#### Provided material

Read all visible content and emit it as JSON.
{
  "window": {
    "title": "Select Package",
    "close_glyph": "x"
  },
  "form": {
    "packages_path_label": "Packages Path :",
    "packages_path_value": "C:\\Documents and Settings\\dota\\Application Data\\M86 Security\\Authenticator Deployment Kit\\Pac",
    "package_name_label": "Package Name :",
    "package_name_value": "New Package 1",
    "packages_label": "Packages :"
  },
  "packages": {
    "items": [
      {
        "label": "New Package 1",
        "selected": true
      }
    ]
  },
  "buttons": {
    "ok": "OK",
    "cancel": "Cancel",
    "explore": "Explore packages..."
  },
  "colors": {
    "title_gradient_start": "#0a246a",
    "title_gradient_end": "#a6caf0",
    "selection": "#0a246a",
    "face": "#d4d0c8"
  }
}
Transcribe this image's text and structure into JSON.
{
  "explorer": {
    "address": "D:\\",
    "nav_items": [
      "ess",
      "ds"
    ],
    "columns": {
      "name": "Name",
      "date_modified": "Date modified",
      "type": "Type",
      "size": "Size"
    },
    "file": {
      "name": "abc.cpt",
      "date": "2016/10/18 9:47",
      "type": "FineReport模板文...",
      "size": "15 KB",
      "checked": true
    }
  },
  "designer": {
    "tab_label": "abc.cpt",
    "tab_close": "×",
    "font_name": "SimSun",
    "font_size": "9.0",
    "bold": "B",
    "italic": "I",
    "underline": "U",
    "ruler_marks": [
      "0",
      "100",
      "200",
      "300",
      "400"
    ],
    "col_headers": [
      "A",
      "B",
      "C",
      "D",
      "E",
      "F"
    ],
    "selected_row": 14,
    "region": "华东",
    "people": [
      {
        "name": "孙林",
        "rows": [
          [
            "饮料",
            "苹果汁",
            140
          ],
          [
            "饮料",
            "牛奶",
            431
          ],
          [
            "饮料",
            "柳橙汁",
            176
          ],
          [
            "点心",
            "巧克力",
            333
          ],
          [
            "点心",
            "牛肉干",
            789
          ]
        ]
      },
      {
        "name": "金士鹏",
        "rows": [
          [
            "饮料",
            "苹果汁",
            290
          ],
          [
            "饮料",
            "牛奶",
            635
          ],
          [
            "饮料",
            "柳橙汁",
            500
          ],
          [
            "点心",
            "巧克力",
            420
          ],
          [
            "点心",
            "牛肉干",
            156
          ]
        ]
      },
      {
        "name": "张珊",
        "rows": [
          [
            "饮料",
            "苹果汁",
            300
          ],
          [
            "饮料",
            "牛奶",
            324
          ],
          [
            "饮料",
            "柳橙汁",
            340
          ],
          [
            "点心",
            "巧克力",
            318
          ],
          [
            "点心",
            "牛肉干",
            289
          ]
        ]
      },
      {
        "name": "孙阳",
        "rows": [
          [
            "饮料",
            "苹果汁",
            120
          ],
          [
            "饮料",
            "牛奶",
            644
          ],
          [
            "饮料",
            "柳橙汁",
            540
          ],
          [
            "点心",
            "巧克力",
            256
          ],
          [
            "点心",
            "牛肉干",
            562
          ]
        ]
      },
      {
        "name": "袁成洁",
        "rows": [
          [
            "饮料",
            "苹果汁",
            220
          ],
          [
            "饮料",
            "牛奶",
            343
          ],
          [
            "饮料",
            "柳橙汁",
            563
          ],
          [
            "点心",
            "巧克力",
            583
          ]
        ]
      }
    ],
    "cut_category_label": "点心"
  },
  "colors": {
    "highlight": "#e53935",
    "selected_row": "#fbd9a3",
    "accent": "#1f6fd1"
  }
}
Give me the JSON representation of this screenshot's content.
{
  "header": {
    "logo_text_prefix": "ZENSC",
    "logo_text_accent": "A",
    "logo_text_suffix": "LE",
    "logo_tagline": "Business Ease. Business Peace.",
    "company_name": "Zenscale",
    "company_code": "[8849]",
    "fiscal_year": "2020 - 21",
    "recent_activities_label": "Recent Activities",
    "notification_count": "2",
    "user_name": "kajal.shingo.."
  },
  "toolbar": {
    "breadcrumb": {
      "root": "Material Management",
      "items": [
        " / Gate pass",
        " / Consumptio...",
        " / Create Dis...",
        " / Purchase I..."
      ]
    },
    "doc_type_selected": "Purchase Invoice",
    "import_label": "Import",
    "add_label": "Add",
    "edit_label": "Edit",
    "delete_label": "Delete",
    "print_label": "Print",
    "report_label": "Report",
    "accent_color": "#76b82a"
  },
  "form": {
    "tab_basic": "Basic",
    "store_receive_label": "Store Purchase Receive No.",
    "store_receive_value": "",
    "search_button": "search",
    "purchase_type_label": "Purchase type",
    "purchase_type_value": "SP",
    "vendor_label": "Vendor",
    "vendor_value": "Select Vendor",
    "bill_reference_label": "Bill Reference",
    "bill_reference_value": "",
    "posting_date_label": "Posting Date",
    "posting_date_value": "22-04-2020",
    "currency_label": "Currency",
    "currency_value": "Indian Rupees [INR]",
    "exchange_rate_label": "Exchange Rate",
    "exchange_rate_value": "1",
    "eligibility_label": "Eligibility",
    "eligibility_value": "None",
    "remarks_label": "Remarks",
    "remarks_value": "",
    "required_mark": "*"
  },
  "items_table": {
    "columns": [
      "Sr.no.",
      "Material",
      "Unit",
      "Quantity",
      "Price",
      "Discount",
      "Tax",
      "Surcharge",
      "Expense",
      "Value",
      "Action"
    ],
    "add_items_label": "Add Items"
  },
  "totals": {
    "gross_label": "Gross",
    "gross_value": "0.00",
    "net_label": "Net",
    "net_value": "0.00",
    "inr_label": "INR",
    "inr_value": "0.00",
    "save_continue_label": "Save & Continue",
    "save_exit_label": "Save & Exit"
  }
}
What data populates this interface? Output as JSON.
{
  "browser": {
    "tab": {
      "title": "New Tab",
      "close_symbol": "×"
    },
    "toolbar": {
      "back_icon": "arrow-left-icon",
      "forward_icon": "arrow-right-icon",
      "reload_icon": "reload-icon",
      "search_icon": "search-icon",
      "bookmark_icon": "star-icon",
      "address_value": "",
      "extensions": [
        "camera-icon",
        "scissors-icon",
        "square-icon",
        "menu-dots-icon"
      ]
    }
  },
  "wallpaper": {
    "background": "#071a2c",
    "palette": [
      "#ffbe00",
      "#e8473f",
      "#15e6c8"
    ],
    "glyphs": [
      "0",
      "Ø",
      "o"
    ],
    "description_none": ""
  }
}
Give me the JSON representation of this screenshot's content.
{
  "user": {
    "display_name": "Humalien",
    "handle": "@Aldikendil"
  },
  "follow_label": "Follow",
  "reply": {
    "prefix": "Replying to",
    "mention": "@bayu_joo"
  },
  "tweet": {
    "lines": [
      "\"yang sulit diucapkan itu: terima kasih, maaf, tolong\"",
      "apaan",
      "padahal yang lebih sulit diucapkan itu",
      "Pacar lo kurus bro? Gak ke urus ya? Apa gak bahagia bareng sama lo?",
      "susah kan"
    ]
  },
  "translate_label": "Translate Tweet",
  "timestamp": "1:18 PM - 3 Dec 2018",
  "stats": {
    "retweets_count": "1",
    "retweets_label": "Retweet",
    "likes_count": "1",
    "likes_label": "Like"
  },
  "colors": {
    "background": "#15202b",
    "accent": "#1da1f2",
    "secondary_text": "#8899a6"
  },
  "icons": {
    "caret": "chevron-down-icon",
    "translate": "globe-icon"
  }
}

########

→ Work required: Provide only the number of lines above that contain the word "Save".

→ Task answer: 2